- [What to produce]:
Copy the result of filtering the entries below for lines that include the string "name".

- [Data provided]:

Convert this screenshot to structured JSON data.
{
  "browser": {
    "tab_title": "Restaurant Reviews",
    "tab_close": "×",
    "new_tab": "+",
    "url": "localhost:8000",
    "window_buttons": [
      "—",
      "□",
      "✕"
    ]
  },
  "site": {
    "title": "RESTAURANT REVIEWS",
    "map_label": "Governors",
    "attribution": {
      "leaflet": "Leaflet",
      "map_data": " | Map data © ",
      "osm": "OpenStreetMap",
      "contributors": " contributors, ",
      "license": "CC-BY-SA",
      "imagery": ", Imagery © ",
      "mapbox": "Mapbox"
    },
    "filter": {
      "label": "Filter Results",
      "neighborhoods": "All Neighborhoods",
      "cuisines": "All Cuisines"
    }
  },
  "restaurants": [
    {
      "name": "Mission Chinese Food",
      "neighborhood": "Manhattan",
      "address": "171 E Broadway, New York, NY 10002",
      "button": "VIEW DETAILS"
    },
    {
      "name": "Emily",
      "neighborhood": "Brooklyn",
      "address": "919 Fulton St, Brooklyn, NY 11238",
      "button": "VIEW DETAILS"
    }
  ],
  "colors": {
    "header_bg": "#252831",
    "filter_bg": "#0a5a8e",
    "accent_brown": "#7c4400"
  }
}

- [Solution for this task]:
      "name": "Mission Chinese Food",
      "name": "Emily",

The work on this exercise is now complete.